DIRECTIONS FOR THIS TASK => Would you retype the listing below word for word, without any of its pictures?

MATERIAL PROVIDED =>

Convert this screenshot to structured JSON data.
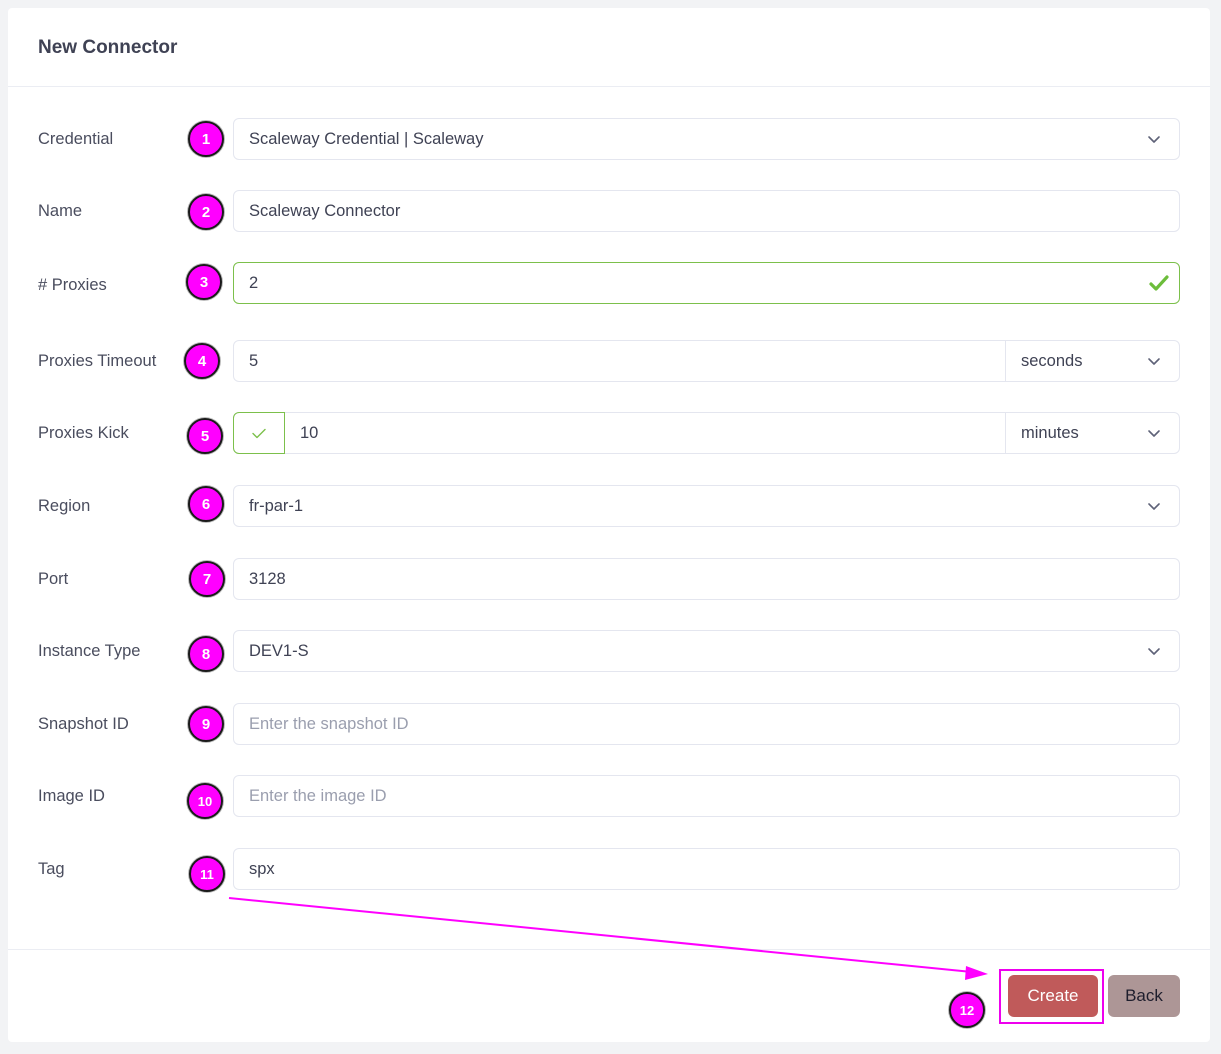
{
  "header": {
    "title": "New Connector"
  },
  "form": {
    "credential": {
      "label": "Credential",
      "value": "Scaleway Credential | Scaleway"
    },
    "name": {
      "label": "Name",
      "value": "Scaleway Connector"
    },
    "proxies": {
      "label": "# Proxies",
      "value": "2"
    },
    "proxies_timeout": {
      "label": "Proxies Timeout",
      "value": "5",
      "unit": "seconds"
    },
    "proxies_kick": {
      "label": "Proxies Kick",
      "enabled": true,
      "value": "10",
      "unit": "minutes"
    },
    "region": {
      "label": "Region",
      "value": "fr-par-1"
    },
    "port": {
      "label": "Port",
      "value": "3128"
    },
    "instance_type": {
      "label": "Instance Type",
      "value": "DEV1-S"
    },
    "snapshot_id": {
      "label": "Snapshot ID",
      "value": "",
      "placeholder": "Enter the snapshot ID"
    },
    "image_id": {
      "label": "Image ID",
      "value": "",
      "placeholder": "Enter the image ID"
    },
    "tag": {
      "label": "Tag",
      "value": "spx"
    }
  },
  "footer": {
    "create_label": "Create",
    "back_label": "Back"
  },
  "annotations": {
    "badges": [
      "1",
      "2",
      "3",
      "4",
      "5",
      "6",
      "7",
      "8",
      "9",
      "10",
      "11",
      "12"
    ],
    "color": "#ff00ff"
  },
  "colors": {
    "valid": "#7cc04b",
    "create_button": "#c05a5a",
    "back_button": "#ad9696"
  }
}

TASK RESPONSE =>
Convert this screenshot to structured JSON data.
{
  "header": {
    "title": "New Connector"
  },
  "form": {
    "credential": {
      "label": "Credential",
      "value": "Scaleway Credential | Scaleway"
    },
    "name": {
      "label": "Name",
      "value": "Scaleway Connector"
    },
    "proxies": {
      "label": "# Proxies",
      "value": "2"
    },
    "proxies_timeout": {
      "label": "Proxies Timeout",
      "value": "5",
      "unit": "seconds"
    },
    "proxies_kick": {
      "label": "Proxies Kick",
      "enabled": true,
      "value": "10",
      "unit": "minutes"
    },
    "region": {
      "label": "Region",
      "value": "fr-par-1"
    },
    "port": {
      "label": "Port",
      "value": "3128"
    },
    "instance_type": {
      "label": "Instance Type",
      "value": "DEV1-S"
    },
    "snapshot_id": {
      "label": "Snapshot ID",
      "value": "",
      "placeholder": "Enter the snapshot ID"
    },
    "image_id": {
      "label": "Image ID",
      "value": "",
      "placeholder": "Enter the image ID"
    },
    "tag": {
      "label": "Tag",
      "value": "spx"
    }
  },
  "footer": {
    "create_label": "Create",
    "back_label": "Back"
  },
  "annotations": {
    "badges": [
      "1",
      "2",
      "3",
      "4",
      "5",
      "6",
      "7",
      "8",
      "9",
      "10",
      "11",
      "12"
    ],
    "color": "#ff00ff"
  },
  "colors": {
    "valid": "#7cc04b",
    "create_button": "#c05a5a",
    "back_button": "#ad9696"
  }
}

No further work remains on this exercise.